As an investor, it’s your property on the line – not the GC’s. Yes, you absolutely want to ask your contractor about progress, but you’ll also want to confirm that work personally. I like to do this by doing a property walk immediately after every scope of work status check I have with the GC. This lets me confirm that what the contractor says is complete is actually complete.
Alternatively, you can do a “walking” status check. Rather than just talking through each scope of work item, you can have your GC show you progress on every item by walking the property with you. Just establish this standard at the beginning of the process, and your GC will expect it.
Only Pay for Completed Work
I explained this above, but it’s worth reiterating: only pay for completed work. This accomplishes two important things. First, you establish a clear standard with your GC that, to be paid, scope of work line items must be 100% completed.
Second, you avoid potentially costly lawsuits. Most GCs are good people. But, if you end up with an unethical one, he or she could argue that work has been finished, when in fact it hasn’t. Yes, you can sue in these situations, but there’s no guarantee you’ll win, and with lawsuits, everyone loses time and money. Avoid these situations by only paying for work when it’s been completed – to the standard outlined in your scope of work.
How Do Hard Money Can Help
Even after outlining the above, I know that rehabbing a house can overwhelm new investors. To help, Do Hard Money provides project management (PM) mentors to our investors. These PMs will guide you through the entire rehab process – from initial estimates to scope of work to completed rehab. This professional support can be a huge confidence booster for new investors. And, after doing a deal or two with this PM support, you’ll have the skills and experience to start knocking out deals on your own.
In analyzing any deal involving a rehab, investors need access to relevant property comps. Real estate agents can access most of this information on the Multiple Listing Service (MLS), but most investors need to find an alternative database.
At Do Hard Money, we absolutely recommend our own software, Investor’s Edge. Yes, we’re biased, but we firmly believe that we’re justified in this bias. We poured our entire team’s collective real estate experience into creating the best software for investors. This program provides you access to over 90% of the MLS data in the US market, to include tax records, active properties, and sold property information. Simply put, Investor’s Edge provides you the MLS data you need to make informed real estate investment decisions.
Profit Calculator / Advanced Deal Analyzer
Calculating the profit on a house flip may seem straightforward on paper. In reality, accurately estimating all of a deal’s numbers can be extremely challenging for new (and experienced) investors. As a result, we’ve developed the Advanced Deal Analyzer, a house flipping profit calculator. This proprietary tool does all a deal’s calculations for you, quickly telling you whether a deal will be profitable or not.
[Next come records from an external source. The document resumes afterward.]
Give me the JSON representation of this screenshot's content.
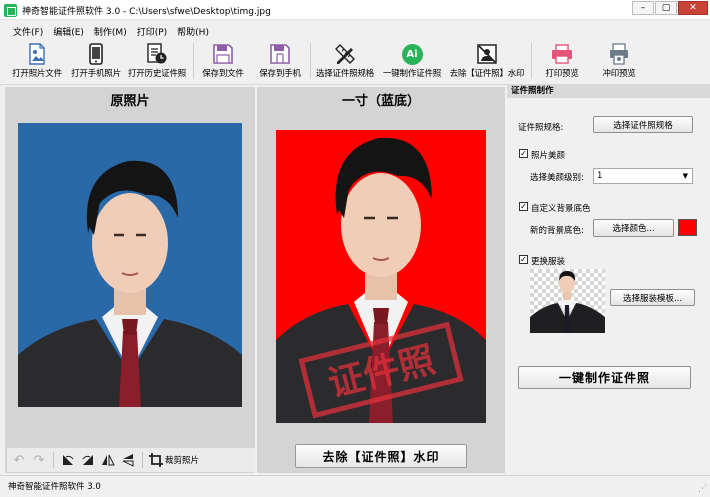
{
  "window": {
    "title": "神奇智能证件照软件 3.0 - C:\\Users\\sfwe\\Desktop\\timg.jpg",
    "minimize_glyph": "–",
    "maximize_glyph": "▢",
    "close_glyph": "✕"
  },
  "menu": [
    "文件(F)",
    "编辑(E)",
    "制作(M)",
    "打印(P)",
    "帮助(H)"
  ],
  "toolbar": {
    "open_photo": "打开照片文件",
    "open_phone": "打开手机照片",
    "open_history": "打开历史证件照",
    "save_file": "保存到文件",
    "save_phone": "保存到手机",
    "choose_spec": "选择证件照规格",
    "one_click": "一键制作证件照",
    "remove_watermark": "去除【证件照】水印",
    "print_preview": "打印预览",
    "wash_preview": "冲印预览",
    "ai_badge": "Ai"
  },
  "original": {
    "title": "原照片",
    "bg_color": "#2a69a8",
    "tools": {
      "undo_glyph": "↶",
      "redo_glyph": "↷",
      "crop_label": "裁剪照片"
    }
  },
  "result": {
    "title": "一寸（蓝底）",
    "bg_color": "#ff0000",
    "watermark_text": "证件照",
    "remove_watermark_button": "去除【证件照】水印"
  },
  "settings": {
    "header": "证件照制作",
    "spec_label": "证件照规格:",
    "spec_button": "选择证件照规格",
    "beauty_checkbox": "照片美颜",
    "beauty_checked": true,
    "beauty_level_label": "选择美颜级别:",
    "beauty_level_value": "1",
    "custom_bg_checkbox": "自定义背景底色",
    "custom_bg_checked": true,
    "new_bg_label": "新的背景底色:",
    "choose_color_button": "选择颜色...",
    "selected_color": "#ff0000",
    "change_clothes_checkbox": "更换服装",
    "change_clothes_checked": true,
    "choose_clothes_button": "选择服装模板...",
    "make_button": "一键制作证件照"
  },
  "status": {
    "text": "神奇智能证件照软件 3.0"
  },
  "colors": {
    "accent_red": "#e0303a",
    "accent_green": "#2bb35b",
    "accent_purple": "#8e5fa8",
    "accent_pink": "#e4557a"
  }
}
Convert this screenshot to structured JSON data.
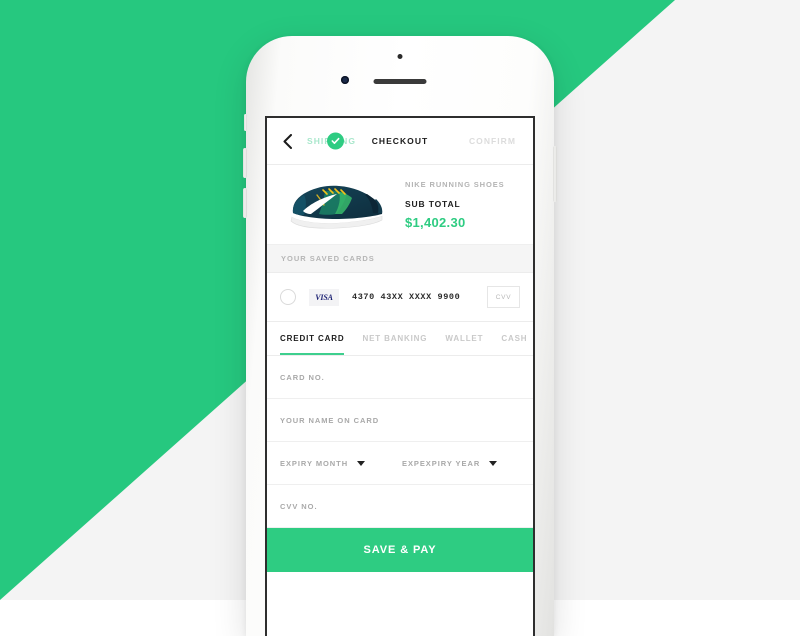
{
  "background": {
    "accent_color": "#26c87f",
    "base_color": "#f4f4f4"
  },
  "device": {
    "name": "iphone-white",
    "body_color": "#ffffff"
  },
  "app": {
    "header": {
      "back_icon": "chevron-left-icon",
      "steps": [
        {
          "label": "SHIPPING",
          "state": "completed",
          "color": "#a9e7cc"
        },
        {
          "label": "CHECKOUT",
          "state": "active",
          "color": "#1b1b1b"
        },
        {
          "label": "CONFIRM",
          "state": "pending",
          "color": "#dcdcdc"
        }
      ],
      "completed_badge_icon": "check-circle-icon"
    },
    "product": {
      "image_alt": "nike-running-shoe",
      "name": "NIKE RUNNING SHOES",
      "subtotal_label": "SUB TOTAL",
      "subtotal_value": "$1,402.30",
      "subtotal_color": "#2ecc82"
    },
    "saved_cards": {
      "section_title": "YOUR SAVED CARDS",
      "cards": [
        {
          "selected": false,
          "brand": "VISA",
          "number": "4370  43XX  XXXX  9900",
          "cvv_placeholder": "CVV"
        }
      ]
    },
    "payment_tabs": [
      {
        "label": "CREDIT CARD",
        "active": true
      },
      {
        "label": "NET BANKING",
        "active": false
      },
      {
        "label": "WALLET",
        "active": false
      },
      {
        "label": "CASH",
        "active": false
      }
    ],
    "form": {
      "card_number": {
        "label": "CARD NO.",
        "value": ""
      },
      "name_on_card": {
        "label": "YOUR NAME ON CARD",
        "value": ""
      },
      "expiry_month": {
        "label": "EXPIRY MONTH",
        "value": ""
      },
      "expiry_year": {
        "label": "EXPEXPIRY YEAR",
        "value": ""
      },
      "cvv": {
        "label": "CVV NO.",
        "value": ""
      }
    },
    "cta": {
      "label": "SAVE & PAY",
      "color": "#2ecc82"
    }
  }
}
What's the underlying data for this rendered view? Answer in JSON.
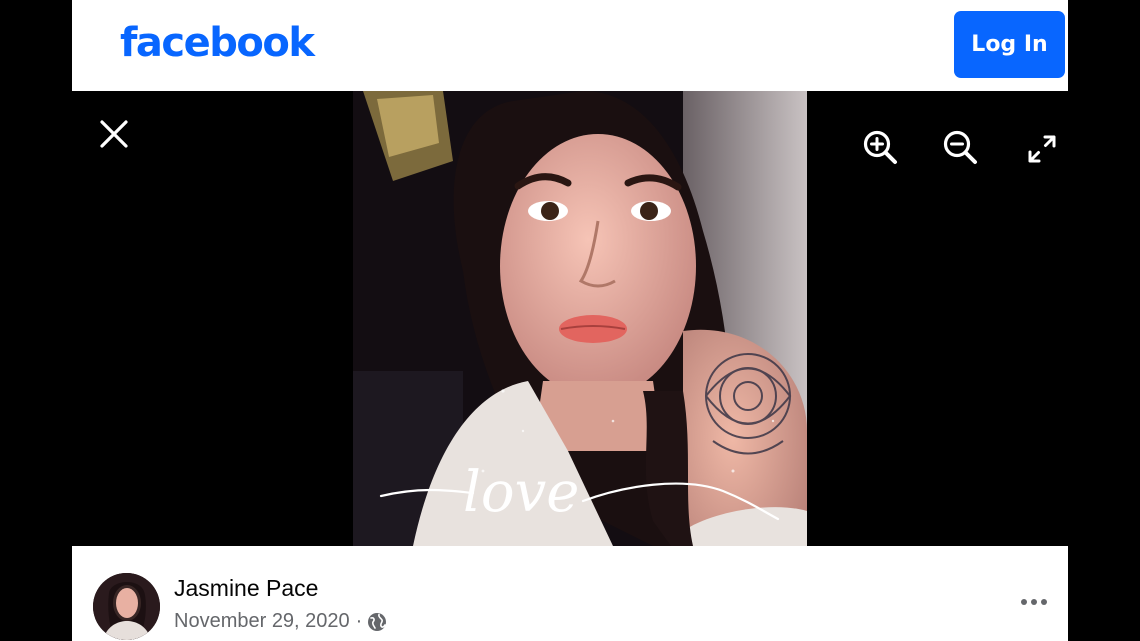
{
  "header": {
    "logo_text": "facebook",
    "login_label": "Log In",
    "brand_color": "#0866ff"
  },
  "viewer": {
    "controls": {
      "close_icon": "close-icon",
      "zoom_in_icon": "zoom-in-icon",
      "zoom_out_icon": "zoom-out-icon",
      "fullscreen_icon": "fullscreen-icon"
    },
    "photo": {
      "overlay_text": "love"
    }
  },
  "post": {
    "author_name": "Jasmine Pace",
    "date": "November 29, 2020",
    "separator": "·",
    "privacy_icon": "globe-icon",
    "more_icon": "more-options-icon"
  }
}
With our calculator, investors just need to enter a property’s 1) purchase price, and 2) repair costs. The calculator interacts with our massive database of properties and historical transactions to do everything else. Specifically, after entering these two inputs, the Advanced Deal Analyzer will tell you:
- Whether or not a deal will be profitable
- How much profit you can make
- How much hard money you can qualify to borrow for a deal
These results save a tremendous amount of time by providing a quick assessment of profitability. And, the Analyzer also gives you a detailed breakdown of projected costs. This breakdown gives key insight into a deal’s costs. You can use this insight to maximize your profit by seeing where and how to best commit funds to a deal.
Managing a house rehab can overwhelm new investors. But, this part of your first deal doesn’t need to be an insurmountable obstacle. By A) putting in the up-front work creating a detailed scope of work, and B) heeding the above best-practice tips for supervising GCs, new investors can successfully tackle their first house rehabs.